This assembly includes the crankshaft, connecting rods, pistons, cylinders and valves. Cylinder barrels are deep nitrided steel and fitted with aluminum cooling fins. Cylinder heads are machined of aluminum forgings with deep cooling fins. The master connecting rod is in No.1 cylinder (at top of engine) with articulated rods to the other eight pistons. Pistons are steel with nickel plating in the ring areas. Intake and exhaust valves are sodium-filled and valve sterns are colmonoy-coated.
The supercharger is basically a pump to provide a larger Volume of air-fuel mixture to the combustion chamber of each cylinder. The Cyclone '9' supercharger has an 11.4 inch diameter impeller, fitted to the rear section of the crankcase. Behind the supercharger are located the various accessory drives for starter, magneto, generators, fluid power coupling and oil pumps. All of these units are located on the supercharger rear cover.
The Cyclone '9' uses two oil pumps-one at the front bottom of the engine beneath the oil sump; the other at the bottom of the supercharger rear cover. The front pump is used to scavenge oil from the lower ten rocker boxes, which are inter-connected by drain tubes. This feature eliminates hydraulicing and prevents oil-throwing and smoking when the engine is started, Oil used in the Cyclone '9' is grade 100. Operating oil temperature is J85°F with a maximum of 220°F.
To provide better ignition shielding for radio and to improve high altitude performance, the Cyclone '9' is equipped with a low-tension ignition system. The ignition harness is located on the front of the engine and carries only low-tension current. High tension coils are located on the cylinder heads with only short leads to spark plugs. Individual coils (in dual coil assemblies) for each spark plug increase engine reliability. The dual magneto is mounted on the supercharger rear cover.
The Cyclone '9' is noted for its low rate of fuel consumption. This is due to the high Volumetric efficiency of the large cylinders, low friction loss and better fuel distribution of the single-row cylinder arrangement. Fuel is fed to the carburetor from the separately mounted tanks by the fuel pump.

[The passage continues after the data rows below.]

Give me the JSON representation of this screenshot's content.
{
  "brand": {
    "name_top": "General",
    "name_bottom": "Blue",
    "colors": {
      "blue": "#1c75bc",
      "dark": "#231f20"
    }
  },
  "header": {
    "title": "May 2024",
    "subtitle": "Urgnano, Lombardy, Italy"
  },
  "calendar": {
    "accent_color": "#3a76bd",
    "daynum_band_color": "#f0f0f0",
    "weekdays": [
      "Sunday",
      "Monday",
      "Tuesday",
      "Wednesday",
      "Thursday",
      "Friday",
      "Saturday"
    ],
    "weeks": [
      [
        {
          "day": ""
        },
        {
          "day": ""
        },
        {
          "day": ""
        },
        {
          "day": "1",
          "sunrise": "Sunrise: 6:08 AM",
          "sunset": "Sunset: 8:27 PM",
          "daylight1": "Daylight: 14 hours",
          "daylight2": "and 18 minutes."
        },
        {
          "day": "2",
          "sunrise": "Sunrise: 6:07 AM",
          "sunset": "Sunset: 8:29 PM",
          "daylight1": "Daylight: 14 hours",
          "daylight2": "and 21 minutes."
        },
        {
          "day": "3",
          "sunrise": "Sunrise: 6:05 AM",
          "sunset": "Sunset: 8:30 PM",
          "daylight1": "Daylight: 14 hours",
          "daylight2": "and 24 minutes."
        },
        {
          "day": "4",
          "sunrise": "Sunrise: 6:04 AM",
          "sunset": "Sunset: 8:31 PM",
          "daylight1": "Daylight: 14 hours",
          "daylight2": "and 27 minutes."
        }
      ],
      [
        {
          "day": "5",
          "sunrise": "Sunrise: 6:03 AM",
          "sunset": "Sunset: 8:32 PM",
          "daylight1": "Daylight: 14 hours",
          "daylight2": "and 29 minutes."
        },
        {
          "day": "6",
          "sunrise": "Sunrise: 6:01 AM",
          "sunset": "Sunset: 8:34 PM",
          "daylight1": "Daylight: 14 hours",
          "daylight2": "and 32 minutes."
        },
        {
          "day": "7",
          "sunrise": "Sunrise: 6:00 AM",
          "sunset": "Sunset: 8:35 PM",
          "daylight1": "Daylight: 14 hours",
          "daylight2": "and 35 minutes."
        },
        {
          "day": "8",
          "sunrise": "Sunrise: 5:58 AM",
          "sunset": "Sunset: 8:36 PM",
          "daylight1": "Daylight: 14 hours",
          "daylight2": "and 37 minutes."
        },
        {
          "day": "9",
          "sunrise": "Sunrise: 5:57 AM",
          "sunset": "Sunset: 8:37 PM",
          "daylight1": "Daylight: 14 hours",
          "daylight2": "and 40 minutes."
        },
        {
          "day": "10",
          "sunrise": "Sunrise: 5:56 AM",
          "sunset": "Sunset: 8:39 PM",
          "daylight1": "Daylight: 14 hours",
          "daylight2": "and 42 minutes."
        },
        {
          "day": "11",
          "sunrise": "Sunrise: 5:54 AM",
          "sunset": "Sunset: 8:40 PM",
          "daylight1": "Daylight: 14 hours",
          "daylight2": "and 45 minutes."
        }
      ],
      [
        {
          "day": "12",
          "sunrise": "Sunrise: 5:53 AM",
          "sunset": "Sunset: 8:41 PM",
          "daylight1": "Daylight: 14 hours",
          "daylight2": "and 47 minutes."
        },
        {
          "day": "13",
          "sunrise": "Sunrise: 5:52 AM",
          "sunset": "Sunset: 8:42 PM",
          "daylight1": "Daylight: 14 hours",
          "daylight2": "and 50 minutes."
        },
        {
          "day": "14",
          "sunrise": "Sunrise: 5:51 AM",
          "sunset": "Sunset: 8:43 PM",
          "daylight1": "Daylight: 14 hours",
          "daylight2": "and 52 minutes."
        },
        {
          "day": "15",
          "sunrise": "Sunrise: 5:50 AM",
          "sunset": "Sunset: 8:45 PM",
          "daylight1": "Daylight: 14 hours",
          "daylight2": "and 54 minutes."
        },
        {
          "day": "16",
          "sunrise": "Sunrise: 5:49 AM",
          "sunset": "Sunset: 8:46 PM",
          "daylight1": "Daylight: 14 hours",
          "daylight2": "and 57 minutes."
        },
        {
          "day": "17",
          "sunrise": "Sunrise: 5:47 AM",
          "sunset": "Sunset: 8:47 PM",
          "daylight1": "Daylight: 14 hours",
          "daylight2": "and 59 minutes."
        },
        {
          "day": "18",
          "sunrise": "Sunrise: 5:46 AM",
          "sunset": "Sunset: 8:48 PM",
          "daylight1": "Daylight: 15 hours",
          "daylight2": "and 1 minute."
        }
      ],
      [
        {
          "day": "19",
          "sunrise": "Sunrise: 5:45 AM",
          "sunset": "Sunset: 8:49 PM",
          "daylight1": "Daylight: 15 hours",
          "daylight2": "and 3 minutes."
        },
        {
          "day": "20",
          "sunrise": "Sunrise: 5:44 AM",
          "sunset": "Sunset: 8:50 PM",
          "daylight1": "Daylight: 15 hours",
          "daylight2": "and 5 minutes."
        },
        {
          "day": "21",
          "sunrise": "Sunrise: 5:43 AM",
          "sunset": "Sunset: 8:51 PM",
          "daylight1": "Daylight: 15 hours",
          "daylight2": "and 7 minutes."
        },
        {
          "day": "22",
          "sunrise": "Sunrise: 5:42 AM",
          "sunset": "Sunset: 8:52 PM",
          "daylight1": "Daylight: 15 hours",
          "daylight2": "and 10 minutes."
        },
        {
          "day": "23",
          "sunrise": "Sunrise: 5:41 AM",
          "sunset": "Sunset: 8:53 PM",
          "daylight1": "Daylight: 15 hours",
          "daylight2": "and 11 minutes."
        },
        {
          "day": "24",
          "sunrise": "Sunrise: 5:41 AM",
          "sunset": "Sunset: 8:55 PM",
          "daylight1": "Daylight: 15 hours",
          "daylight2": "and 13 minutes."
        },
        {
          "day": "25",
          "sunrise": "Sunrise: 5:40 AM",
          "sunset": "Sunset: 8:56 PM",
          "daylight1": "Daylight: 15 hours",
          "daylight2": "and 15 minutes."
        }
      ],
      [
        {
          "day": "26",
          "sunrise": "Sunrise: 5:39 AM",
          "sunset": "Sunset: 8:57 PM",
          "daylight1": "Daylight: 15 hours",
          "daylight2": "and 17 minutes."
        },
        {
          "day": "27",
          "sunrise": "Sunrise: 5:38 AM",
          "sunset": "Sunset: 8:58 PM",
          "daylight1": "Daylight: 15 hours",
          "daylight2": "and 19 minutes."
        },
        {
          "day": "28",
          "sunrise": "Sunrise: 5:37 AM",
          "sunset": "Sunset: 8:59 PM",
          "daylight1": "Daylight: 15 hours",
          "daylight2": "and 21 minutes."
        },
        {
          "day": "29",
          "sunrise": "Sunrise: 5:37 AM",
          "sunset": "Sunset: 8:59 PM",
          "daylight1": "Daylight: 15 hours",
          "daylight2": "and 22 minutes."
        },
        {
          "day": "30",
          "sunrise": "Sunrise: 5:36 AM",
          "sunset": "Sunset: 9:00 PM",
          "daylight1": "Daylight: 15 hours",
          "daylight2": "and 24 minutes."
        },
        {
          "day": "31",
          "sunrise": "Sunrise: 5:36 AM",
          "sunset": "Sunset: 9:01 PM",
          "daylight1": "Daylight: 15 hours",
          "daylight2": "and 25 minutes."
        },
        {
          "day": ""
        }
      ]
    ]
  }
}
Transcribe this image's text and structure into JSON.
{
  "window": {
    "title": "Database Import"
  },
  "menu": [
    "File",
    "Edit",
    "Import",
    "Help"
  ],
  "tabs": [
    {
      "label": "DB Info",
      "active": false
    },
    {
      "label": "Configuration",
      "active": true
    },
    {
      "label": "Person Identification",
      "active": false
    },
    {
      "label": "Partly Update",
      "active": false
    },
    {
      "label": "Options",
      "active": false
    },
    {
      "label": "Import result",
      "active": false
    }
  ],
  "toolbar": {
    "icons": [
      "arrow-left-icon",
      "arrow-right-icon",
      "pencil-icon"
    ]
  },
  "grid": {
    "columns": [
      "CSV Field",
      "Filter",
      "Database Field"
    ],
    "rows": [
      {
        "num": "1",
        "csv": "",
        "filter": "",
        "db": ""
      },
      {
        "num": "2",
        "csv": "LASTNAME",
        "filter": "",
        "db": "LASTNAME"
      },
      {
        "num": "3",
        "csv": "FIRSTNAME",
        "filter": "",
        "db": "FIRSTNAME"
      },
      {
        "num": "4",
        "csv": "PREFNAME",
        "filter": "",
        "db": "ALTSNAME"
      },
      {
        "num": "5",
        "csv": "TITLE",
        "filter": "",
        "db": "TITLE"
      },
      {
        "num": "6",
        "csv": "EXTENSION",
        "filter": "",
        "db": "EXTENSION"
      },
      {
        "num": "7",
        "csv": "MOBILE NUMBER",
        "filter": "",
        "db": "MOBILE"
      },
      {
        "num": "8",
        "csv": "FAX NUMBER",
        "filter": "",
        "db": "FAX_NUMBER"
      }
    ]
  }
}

It is mixed with air and vaporized in the carburetor. The supercharger then pumps the fuel-air mixture to the individual cylinders through the large, curving intake pipes at the rear of each cylinder.
The Monogram model of the Wright Cyclone C9HE Aircraft Engine has been developed from original drawings supplied by the Curtiss-Wright Corporation.
All major details and features of the actual engine are included and are accurately scaled at one inch to one foot.
Airplanes that used the Wright Cyclone C9HE:
Grumman S2F Chase C-122 Douglas Super DC3 Northrop C-125 Piasecki H-21
Douglas R4D-8 Douglas DC4 Curtiss SC-2 Ryan FR2 Grumman SA-16
No. Amer. SN2J-l Douglas SBD-6 Eastern FM-2 Grumman F4F Curtiss SC-l
Boeing Stratoliner Lockheed Hudson Vultee V-11GB Martin 166
Lockheed lodestar Boeing B-17 Douglas SBD-5 Curtiss Hawk 75A
Douglas DC3 Curtiss A-18 Douglas 8-18 Martin B-l0B Martin 156
Consolidated P2Y3 Curtiss Hawk 75 Grumman J2F
Douglas DC2 Curtiss Condor Martin B907
Curtiss A-12 Bellanca Air-Cruiser
Martin 124/125 Consolidated P2Yl Bellanca Airbus Curtiss 02C2 Fokker F-7